Ferrets are the best model we have for studying influenza—they are similarly susceptible to it and can spread it by sneezing—and have been used to study the infection since the 1930s. But that does not mean that they are a perfect flu foil for humans. "An H5N1 virus strictly adapted for ferret transmissibility may not be entirely relevant to humans," Fauci and Collins wrote in their essay.
The experimental ferrets Fouchier used did not pass the disease directly to one another, as would occur among humans in a real-world outbreak. Instead, during the first six of the 10 transmissions, researchers dropped the strain into the ferret's nose and then later swabbed the nasal area to collect the virus—with any new mutations—to be given to the next ferret. In the final few transmissions, instead of swabbing the nose, researchers made each animal sneeze, then collected the contents and placed them directly in the nose of the next ferret. Follow-up experiments showed that when an uninfected ferret was placed near one of these infected subjects—sharing air but not able to make physical contact—the uninfected ferret often caught the illness (looking tired and not eating much) but did not die from it.

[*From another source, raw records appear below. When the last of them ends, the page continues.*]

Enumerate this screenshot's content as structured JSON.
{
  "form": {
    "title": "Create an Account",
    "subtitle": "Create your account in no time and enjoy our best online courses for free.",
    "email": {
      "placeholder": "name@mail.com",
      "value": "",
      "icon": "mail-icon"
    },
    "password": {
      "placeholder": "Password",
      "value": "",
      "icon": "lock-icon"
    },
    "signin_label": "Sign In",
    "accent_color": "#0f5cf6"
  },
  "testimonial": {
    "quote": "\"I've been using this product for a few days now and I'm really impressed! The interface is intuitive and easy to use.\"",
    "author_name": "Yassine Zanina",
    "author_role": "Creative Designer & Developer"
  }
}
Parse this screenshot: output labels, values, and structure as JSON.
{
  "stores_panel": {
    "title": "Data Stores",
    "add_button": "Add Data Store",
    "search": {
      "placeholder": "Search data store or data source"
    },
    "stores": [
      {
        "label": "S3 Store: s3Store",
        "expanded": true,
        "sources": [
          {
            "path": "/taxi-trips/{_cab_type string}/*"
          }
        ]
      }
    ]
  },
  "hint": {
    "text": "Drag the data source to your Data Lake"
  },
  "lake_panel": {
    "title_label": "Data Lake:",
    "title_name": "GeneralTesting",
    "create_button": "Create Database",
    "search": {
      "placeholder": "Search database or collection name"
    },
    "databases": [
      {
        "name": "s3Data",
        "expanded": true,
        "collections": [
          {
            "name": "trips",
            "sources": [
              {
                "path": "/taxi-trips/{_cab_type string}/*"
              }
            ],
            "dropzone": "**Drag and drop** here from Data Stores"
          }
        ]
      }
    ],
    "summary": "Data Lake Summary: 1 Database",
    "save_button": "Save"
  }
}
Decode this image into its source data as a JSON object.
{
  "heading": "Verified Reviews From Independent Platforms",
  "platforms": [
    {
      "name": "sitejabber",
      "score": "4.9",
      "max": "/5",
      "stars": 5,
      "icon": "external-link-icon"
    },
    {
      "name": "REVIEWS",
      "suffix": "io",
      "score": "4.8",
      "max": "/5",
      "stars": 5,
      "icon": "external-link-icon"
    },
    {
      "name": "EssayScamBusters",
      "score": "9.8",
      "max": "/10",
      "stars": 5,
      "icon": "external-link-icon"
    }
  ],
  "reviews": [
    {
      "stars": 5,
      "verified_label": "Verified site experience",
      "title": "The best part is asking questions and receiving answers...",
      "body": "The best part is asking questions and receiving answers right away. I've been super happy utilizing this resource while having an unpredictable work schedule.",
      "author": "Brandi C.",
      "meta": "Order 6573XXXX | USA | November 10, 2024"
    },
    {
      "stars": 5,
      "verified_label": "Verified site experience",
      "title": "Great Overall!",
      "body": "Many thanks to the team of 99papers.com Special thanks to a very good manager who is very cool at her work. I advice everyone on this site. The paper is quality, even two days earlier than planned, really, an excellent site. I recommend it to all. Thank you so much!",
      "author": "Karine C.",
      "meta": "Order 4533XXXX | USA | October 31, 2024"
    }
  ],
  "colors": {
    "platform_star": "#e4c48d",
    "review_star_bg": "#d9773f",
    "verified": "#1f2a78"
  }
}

As Fouchier and his co-authors noted, none of the ferrets that received the newly transmissible virus died from the infection. (And only one in eight of the animals given an earlier form of the virus, via the nose inoculation, died from the illness.) This shift in virulence mirrors the pattern that has often played out in human pandemics: as a virus becomes more easily transmissible, it becomes less deadly. In the experiments, the viruses were also treatable with common antiviral drugs.
What were the mutations that made the virus able to infect other ferrets just by breathing the same air? Four of the five mutations changed the virus's surface protein (hemagglutinin), which plays a role in allowing H5N1 to gain entry into host cells. And the fifth mutation boosted its ability to reproduce its genetic information.
Two of the mutations identified by Fouchier are already quite common in wild strains of H5N1 in birds and occasionally show up in the same strain, according to Smith's study of some 4,000 strains. As Smith and his colleagues pointed out in their paper, that means that some strains might need only three more mutations to become easily contagious among mammals. These three other mutations are rare in H5 strains (although two of them were present in the H2 and H3 pandemics of 1957 and 1968, respectively), so they are likely harmful to the virus while it resides in its bird host. Smith and his team created mathematical models to try to figure out how likely it was that these three mutations could occur in a human host. But without further research, they could only speculate that it was possible, they noted.
Trying to assess the likelihood of an outbreak of this virus in humans is about as easy as "predict[ing] an earthquake of tsunami," Smith said at the press briefing. "We now know that we're living on a fault line," thanks to Fouchier's research. "And it's an active fault line."
That prediction problem, however, suggests that much more research needs to be done on just how these viruses mutate within hosts. They also suggest increasing surveillance to do deeper genetic sequencing of circulating strains to look for less common mutations that might increase the odds the virus will jump to a new species host.